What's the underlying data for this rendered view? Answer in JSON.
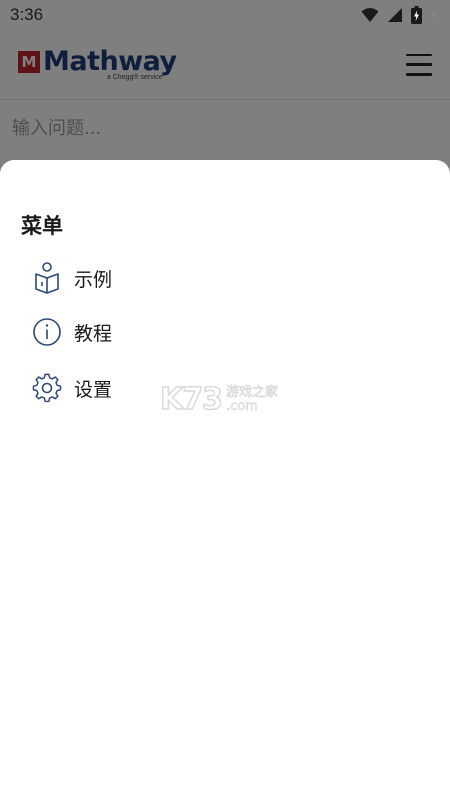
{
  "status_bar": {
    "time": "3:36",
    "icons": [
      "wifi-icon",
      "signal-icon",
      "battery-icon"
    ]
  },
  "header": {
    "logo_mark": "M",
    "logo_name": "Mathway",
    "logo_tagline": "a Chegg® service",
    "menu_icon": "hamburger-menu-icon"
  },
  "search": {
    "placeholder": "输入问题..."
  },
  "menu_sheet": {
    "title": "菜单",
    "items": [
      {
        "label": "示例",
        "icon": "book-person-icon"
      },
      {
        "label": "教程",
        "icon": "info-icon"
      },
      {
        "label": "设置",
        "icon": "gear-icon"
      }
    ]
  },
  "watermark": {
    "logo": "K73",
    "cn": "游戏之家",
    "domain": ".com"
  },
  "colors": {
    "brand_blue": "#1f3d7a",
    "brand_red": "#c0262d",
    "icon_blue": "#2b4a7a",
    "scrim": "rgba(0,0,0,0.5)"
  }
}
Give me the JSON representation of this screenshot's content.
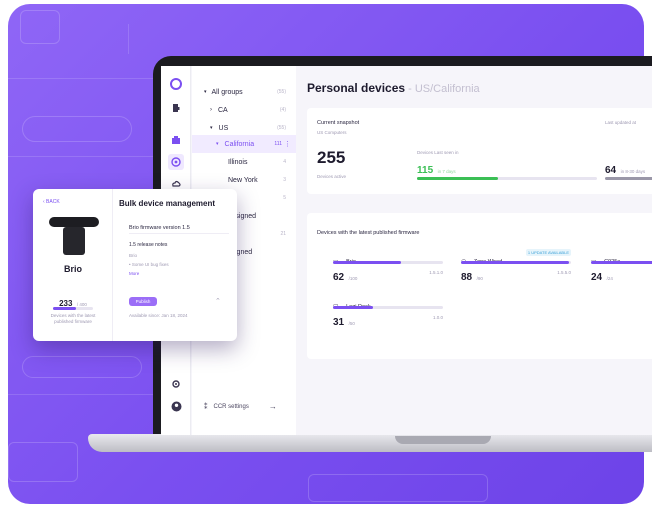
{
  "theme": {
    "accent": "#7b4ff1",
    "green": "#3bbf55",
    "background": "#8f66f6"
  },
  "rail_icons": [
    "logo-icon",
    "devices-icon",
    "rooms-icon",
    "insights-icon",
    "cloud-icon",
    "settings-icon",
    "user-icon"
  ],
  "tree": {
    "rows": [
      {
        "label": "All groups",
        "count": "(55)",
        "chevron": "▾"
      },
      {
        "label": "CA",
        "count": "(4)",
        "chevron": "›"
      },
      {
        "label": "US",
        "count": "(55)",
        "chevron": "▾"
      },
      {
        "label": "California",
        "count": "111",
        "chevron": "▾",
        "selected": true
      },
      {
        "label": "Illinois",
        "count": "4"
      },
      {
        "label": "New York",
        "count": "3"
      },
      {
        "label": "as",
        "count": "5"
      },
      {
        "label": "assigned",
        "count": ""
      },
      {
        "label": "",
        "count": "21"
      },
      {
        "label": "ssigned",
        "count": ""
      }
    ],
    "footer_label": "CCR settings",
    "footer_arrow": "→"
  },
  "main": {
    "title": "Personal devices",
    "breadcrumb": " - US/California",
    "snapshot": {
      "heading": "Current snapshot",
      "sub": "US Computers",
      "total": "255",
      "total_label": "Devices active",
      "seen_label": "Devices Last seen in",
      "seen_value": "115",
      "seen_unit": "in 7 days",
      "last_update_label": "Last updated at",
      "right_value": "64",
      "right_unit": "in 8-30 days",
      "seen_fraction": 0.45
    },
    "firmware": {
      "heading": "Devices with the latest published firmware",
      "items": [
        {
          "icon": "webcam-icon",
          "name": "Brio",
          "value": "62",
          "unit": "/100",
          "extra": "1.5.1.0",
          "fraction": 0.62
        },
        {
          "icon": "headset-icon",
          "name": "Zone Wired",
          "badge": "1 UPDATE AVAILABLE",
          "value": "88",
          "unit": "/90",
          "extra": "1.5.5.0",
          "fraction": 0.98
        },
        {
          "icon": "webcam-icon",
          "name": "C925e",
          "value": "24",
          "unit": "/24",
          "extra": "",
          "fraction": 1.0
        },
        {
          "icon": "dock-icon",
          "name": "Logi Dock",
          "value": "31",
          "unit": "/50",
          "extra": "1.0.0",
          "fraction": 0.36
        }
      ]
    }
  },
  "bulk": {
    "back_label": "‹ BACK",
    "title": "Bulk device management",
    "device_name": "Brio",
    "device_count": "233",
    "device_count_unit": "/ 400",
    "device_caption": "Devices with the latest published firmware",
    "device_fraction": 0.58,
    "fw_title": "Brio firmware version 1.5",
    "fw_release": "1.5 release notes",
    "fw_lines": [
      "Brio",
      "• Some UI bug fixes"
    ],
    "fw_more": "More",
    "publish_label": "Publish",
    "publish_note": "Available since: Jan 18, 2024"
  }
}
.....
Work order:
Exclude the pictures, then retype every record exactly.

Task response:
What's the underlying data for this rendered view? Answer in JSON.
{
  "status_bar": {
    "time": "3:36",
    "icons": [
      "wifi-icon",
      "signal-icon",
      "battery-icon"
    ]
  },
  "header": {
    "logo_mark": "M",
    "logo_name": "Mathway",
    "logo_tagline": "a Chegg® service",
    "menu_icon": "hamburger-menu-icon"
  },
  "search": {
    "placeholder": "输入问题..."
  },
  "menu_sheet": {
    "title": "菜单",
    "items": [
      {
        "label": "示例",
        "icon": "book-person-icon"
      },
      {
        "label": "教程",
        "icon": "info-icon"
      },
      {
        "label": "设置",
        "icon": "gear-icon"
      }
    ]
  },
  "watermark": {
    "logo": "K73",
    "cn": "游戏之家",
    "domain": ".com"
  },
  "colors": {
    "brand_blue": "#1f3d7a",
    "brand_red": "#c0262d",
    "icon_blue": "#2b4a7a",
    "scrim": "rgba(0,0,0,0.5)"
  }
}
Give me the JSON representation of this screenshot's content.
{
  "theme": {
    "accent": "#7b4ff1",
    "green": "#3bbf55",
    "background": "#8f66f6"
  },
  "rail_icons": [
    "logo-icon",
    "devices-icon",
    "rooms-icon",
    "insights-icon",
    "cloud-icon",
    "settings-icon",
    "user-icon"
  ],
  "tree": {
    "rows": [
      {
        "label": "All groups",
        "count": "(55)",
        "chevron": "▾"
      },
      {
        "label": "CA",
        "count": "(4)",
        "chevron": "›"
      },
      {
        "label": "US",
        "count": "(55)",
        "chevron": "▾"
      },
      {
        "label": "California",
        "count": "111",
        "chevron": "▾",
        "selected": true
      },
      {
        "label": "Illinois",
        "count": "4"
      },
      {
        "label": "New York",
        "count": "3"
      },
      {
        "label": "as",
        "count": "5"
      },
      {
        "label": "assigned",
        "count": ""
      },
      {
        "label": "",
        "count": "21"
      },
      {
        "label": "ssigned",
        "count": ""
      }
    ],
    "footer_label": "CCR settings",
    "footer_arrow": "→"
  },
  "main": {
    "title": "Personal devices",
    "breadcrumb": " - US/California",
    "snapshot": {
      "heading": "Current snapshot",
      "sub": "US Computers",
      "total": "255",
      "total_label": "Devices active",
      "seen_label": "Devices Last seen in",
      "seen_value": "115",
      "seen_unit": "in 7 days",
      "last_update_label": "Last updated at",
      "right_value": "64",
      "right_unit": "in 8-30 days",
      "seen_fraction": 0.45
    },
    "firmware": {
      "heading": "Devices with the latest published firmware",
      "items": [
        {
          "icon": "webcam-icon",
          "name": "Brio",
          "value": "62",
          "unit": "/100",
          "extra": "1.5.1.0",
          "fraction": 0.62
        },
        {
          "icon": "headset-icon",
          "name": "Zone Wired",
          "badge": "1 UPDATE AVAILABLE",
          "value": "88",
          "unit": "/90",
          "extra": "1.5.5.0",
          "fraction": 0.98
        },
        {
          "icon": "webcam-icon",
          "name": "C925e",
          "value": "24",
          "unit": "/24",
          "extra": "",
          "fraction": 1.0
        },
        {
          "icon": "dock-icon",
          "name": "Logi Dock",
          "value": "31",
          "unit": "/50",
          "extra": "1.0.0",
          "fraction": 0.36
        }
      ]
    }
  },
  "bulk": {
    "back_label": "‹ BACK",
    "title": "Bulk device management",
    "device_name": "Brio",
    "device_count": "233",
    "device_count_unit": "/ 400",
    "device_caption": "Devices with the latest published firmware",
    "device_fraction": 0.58,
    "fw_title": "Brio firmware version 1.5",
    "fw_release": "1.5 release notes",
    "fw_lines": [
      "Brio",
      "• Some UI bug fixes"
    ],
    "fw_more": "More",
    "publish_label": "Publish",
    "publish_note": "Available since: Jan 18, 2024"
  }
}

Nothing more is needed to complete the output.